Task item - Copy each line below holding "Utworzono".

= = =

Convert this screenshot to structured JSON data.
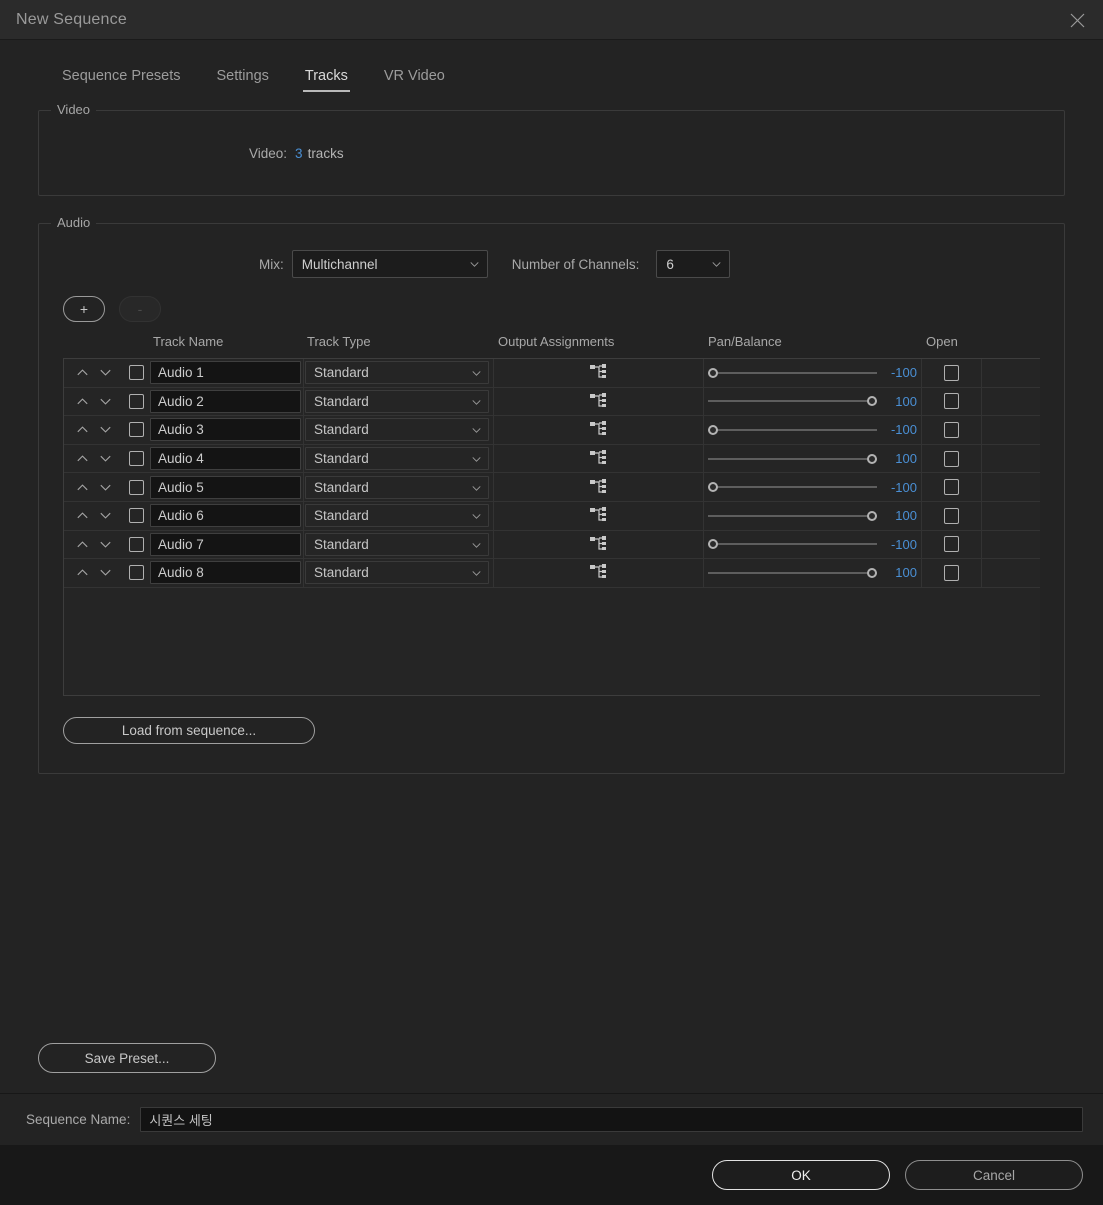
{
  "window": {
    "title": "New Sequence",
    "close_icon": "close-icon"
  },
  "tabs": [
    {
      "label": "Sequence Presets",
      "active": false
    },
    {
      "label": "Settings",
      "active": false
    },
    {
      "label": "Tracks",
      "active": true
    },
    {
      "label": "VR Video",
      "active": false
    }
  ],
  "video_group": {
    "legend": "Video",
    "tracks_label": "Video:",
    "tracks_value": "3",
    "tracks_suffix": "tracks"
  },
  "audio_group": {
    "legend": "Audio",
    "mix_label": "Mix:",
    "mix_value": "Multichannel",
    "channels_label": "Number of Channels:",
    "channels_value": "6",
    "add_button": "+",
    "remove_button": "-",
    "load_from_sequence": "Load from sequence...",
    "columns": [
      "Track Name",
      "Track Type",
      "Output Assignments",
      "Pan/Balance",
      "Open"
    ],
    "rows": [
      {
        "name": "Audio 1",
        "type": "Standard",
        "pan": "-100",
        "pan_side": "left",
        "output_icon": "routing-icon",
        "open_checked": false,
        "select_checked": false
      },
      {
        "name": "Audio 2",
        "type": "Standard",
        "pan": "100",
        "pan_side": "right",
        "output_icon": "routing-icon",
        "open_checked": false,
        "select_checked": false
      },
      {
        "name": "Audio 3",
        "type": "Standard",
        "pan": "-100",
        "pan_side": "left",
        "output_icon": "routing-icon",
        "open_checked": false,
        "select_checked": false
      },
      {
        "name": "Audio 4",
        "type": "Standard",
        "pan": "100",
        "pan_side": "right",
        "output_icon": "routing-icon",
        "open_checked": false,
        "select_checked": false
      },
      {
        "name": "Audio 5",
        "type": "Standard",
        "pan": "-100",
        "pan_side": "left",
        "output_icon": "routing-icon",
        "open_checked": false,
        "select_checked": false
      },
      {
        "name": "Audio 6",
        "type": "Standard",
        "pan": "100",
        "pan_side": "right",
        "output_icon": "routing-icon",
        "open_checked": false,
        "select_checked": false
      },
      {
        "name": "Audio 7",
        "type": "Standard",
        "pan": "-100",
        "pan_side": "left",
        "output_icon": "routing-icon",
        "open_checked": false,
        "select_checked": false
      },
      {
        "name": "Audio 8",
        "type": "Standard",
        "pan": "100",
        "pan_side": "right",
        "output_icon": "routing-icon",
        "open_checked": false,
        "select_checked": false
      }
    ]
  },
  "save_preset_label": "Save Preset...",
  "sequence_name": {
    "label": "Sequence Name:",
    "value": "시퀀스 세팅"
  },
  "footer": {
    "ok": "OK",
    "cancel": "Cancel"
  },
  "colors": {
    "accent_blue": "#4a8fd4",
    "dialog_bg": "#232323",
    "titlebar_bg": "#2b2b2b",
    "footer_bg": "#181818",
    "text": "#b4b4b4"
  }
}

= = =

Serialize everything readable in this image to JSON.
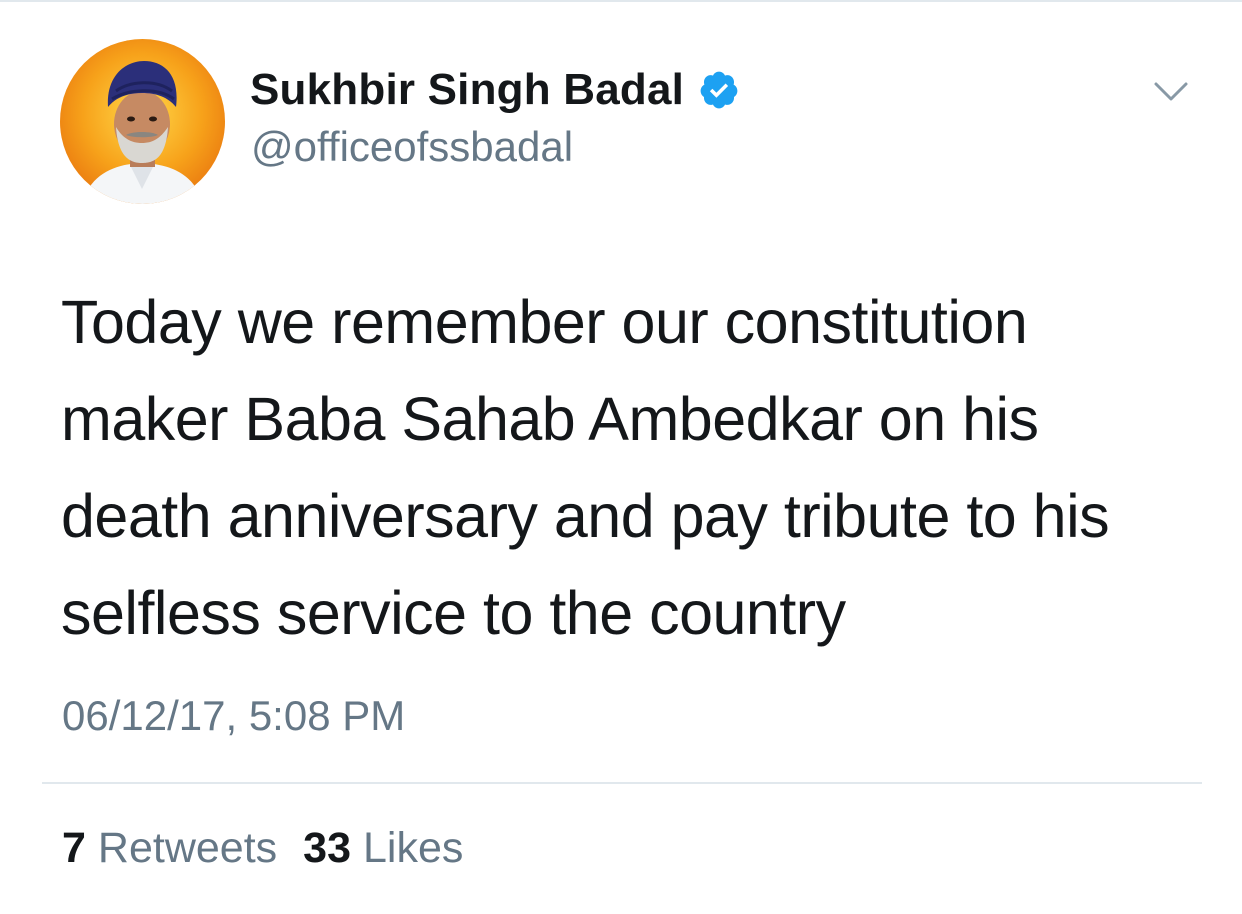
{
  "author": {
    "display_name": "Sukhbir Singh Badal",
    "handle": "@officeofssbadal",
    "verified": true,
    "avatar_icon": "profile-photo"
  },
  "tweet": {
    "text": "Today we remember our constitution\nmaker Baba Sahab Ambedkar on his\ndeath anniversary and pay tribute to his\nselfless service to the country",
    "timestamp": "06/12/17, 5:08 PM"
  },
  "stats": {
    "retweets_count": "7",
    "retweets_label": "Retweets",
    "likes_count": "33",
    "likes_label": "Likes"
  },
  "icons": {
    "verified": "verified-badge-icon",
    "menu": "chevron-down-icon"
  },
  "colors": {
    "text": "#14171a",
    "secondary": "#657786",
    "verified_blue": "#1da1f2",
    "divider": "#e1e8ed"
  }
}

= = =

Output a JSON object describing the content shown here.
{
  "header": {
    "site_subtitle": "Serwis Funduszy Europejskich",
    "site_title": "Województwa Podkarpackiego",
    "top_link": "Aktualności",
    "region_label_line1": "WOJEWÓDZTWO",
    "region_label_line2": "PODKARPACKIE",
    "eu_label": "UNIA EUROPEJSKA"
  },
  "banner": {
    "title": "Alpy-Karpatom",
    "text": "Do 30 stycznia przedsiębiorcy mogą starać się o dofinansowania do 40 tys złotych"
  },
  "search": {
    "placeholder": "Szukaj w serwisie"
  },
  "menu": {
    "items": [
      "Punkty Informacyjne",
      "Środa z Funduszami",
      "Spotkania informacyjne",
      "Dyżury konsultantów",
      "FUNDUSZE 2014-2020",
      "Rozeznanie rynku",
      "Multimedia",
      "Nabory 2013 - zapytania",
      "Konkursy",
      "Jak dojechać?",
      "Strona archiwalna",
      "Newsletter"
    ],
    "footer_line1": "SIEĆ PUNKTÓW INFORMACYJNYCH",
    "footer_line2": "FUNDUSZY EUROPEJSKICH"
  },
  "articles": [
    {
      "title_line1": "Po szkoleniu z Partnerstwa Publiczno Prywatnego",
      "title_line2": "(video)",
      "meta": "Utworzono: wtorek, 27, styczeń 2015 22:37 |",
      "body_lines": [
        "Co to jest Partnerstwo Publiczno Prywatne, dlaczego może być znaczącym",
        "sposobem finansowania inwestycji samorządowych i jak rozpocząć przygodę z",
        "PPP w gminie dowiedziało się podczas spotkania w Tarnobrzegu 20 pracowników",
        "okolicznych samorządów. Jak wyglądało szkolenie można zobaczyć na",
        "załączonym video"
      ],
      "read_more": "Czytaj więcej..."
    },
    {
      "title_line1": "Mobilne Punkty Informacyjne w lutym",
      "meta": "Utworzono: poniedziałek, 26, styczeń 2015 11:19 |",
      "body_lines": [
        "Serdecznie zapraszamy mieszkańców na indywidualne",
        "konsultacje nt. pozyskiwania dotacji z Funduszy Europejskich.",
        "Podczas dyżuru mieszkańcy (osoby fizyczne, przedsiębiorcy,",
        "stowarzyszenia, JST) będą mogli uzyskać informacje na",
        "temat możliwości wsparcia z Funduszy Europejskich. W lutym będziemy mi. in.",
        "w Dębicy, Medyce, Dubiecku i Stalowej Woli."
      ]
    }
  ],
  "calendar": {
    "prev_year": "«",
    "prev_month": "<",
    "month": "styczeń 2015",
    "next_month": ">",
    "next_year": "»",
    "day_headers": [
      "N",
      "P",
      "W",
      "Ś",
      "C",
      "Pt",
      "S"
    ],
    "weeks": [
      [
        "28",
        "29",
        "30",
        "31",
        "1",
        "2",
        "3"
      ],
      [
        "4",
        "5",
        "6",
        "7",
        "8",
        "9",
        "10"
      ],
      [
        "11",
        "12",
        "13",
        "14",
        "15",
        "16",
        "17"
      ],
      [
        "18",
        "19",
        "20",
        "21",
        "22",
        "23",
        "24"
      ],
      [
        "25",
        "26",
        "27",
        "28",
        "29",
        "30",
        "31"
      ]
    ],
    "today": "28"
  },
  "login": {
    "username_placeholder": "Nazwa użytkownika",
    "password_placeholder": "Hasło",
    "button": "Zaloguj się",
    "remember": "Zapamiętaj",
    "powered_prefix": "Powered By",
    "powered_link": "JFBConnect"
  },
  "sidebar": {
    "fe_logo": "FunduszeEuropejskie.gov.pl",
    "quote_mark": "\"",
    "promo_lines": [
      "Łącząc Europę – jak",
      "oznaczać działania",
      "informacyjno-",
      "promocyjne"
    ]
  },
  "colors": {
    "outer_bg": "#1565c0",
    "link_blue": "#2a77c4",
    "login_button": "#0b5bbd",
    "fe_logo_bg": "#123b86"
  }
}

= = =

Answer to the exercise -
      "meta": "Utworzono: wtorek, 27, styczeń 2015 22:37 |",
      "meta": "Utworzono: poniedziałek, 26, styczeń 2015 11:19 |",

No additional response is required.